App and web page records
* * *
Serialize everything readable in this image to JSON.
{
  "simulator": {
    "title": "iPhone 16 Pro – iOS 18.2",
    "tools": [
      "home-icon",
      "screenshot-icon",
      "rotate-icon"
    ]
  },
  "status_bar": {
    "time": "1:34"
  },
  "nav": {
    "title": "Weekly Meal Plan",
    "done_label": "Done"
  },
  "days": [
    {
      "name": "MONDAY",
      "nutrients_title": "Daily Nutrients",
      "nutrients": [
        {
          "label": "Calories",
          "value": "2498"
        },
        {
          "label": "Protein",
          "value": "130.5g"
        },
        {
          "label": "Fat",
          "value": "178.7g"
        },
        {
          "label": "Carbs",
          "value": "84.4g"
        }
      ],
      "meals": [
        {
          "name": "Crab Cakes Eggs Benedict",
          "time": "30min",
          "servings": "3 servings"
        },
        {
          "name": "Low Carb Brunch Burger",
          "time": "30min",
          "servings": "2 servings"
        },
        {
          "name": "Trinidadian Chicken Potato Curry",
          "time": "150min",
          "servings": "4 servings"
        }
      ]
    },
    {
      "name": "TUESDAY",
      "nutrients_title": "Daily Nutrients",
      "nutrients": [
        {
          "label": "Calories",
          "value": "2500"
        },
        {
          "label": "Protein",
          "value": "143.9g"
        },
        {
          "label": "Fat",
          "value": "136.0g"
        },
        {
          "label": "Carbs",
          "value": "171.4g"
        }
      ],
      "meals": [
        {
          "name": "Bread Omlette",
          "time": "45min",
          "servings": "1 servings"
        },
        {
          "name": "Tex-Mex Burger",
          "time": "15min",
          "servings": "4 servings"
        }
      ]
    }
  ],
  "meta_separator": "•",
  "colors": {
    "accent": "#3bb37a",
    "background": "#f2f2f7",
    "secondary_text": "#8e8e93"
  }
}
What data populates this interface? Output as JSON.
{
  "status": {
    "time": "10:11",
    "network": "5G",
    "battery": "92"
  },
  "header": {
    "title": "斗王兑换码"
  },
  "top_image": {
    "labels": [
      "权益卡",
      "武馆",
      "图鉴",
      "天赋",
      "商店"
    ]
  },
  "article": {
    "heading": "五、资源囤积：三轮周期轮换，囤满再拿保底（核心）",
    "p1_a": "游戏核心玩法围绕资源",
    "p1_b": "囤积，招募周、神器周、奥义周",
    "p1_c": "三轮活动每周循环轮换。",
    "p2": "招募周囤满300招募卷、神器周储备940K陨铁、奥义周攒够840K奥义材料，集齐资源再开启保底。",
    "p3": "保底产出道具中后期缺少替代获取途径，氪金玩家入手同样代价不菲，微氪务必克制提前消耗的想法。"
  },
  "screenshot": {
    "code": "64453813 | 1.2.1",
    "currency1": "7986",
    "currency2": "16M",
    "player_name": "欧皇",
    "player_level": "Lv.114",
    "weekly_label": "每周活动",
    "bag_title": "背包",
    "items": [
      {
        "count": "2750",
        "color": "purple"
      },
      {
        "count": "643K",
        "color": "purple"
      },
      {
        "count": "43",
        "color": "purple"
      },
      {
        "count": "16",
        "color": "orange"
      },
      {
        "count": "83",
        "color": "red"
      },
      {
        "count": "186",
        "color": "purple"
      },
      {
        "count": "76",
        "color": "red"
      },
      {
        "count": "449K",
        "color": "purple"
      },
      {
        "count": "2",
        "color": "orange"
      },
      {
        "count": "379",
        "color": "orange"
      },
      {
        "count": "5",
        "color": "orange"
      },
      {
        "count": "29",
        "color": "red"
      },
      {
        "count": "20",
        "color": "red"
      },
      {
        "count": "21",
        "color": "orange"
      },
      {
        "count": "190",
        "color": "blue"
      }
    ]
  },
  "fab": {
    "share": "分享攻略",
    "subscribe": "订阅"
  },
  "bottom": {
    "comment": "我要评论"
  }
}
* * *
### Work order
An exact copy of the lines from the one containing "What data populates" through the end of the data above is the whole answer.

### Exercise response
What data populates this interface? Output as JSON.
{
  "status": {
    "time": "10:11",
    "network": "5G",
    "battery": "92"
  },
  "header": {
    "title": "斗王兑换码"
  },
  "top_image": {
    "labels": [
      "权益卡",
      "武馆",
      "图鉴",
      "天赋",
      "商店"
    ]
  },
  "article": {
    "heading": "五、资源囤积：三轮周期轮换，囤满再拿保底（核心）",
    "p1_a": "游戏核心玩法围绕资源",
    "p1_b": "囤积，招募周、神器周、奥义周",
    "p1_c": "三轮活动每周循环轮换。",
    "p2": "招募周囤满300招募卷、神器周储备940K陨铁、奥义周攒够840K奥义材料，集齐资源再开启保底。",
    "p3": "保底产出道具中后期缺少替代获取途径，氪金玩家入手同样代价不菲，微氪务必克制提前消耗的想法。"
  },
  "screenshot": {
    "code": "64453813 | 1.2.1",
    "currency1": "7986",
    "currency2": "16M",
    "player_name": "欧皇",
    "player_level": "Lv.114",
    "weekly_label": "每周活动",
    "bag_title": "背包",
    "items": [
      {
        "count": "2750",
        "color": "purple"
      },
      {
        "count": "643K",
        "color": "purple"
      },
      {
        "count": "43",
        "color": "purple"
      },
      {
        "count": "16",
        "color": "orange"
      },
      {
        "count": "83",
        "color": "red"
      },
      {
        "count": "186",
        "color": "purple"
      },
      {
        "count": "76",
        "color": "red"
      },
      {
        "count": "449K",
        "color": "purple"
      },
      {
        "count": "2",
        "color": "orange"
      },
      {
        "count": "379",
        "color": "orange"
      },
      {
        "count": "5",
        "color": "orange"
      },
      {
        "count": "29",
        "color": "red"
      },
      {
        "count": "20",
        "color": "red"
      },
      {
        "count": "21",
        "color": "orange"
      },
      {
        "count": "190",
        "color": "blue"
      }
    ]
  },
  "fab": {
    "share": "分享攻略",
    "subscribe": "订阅"
  },
  "bottom": {
    "comment": "我要评论"
  }
}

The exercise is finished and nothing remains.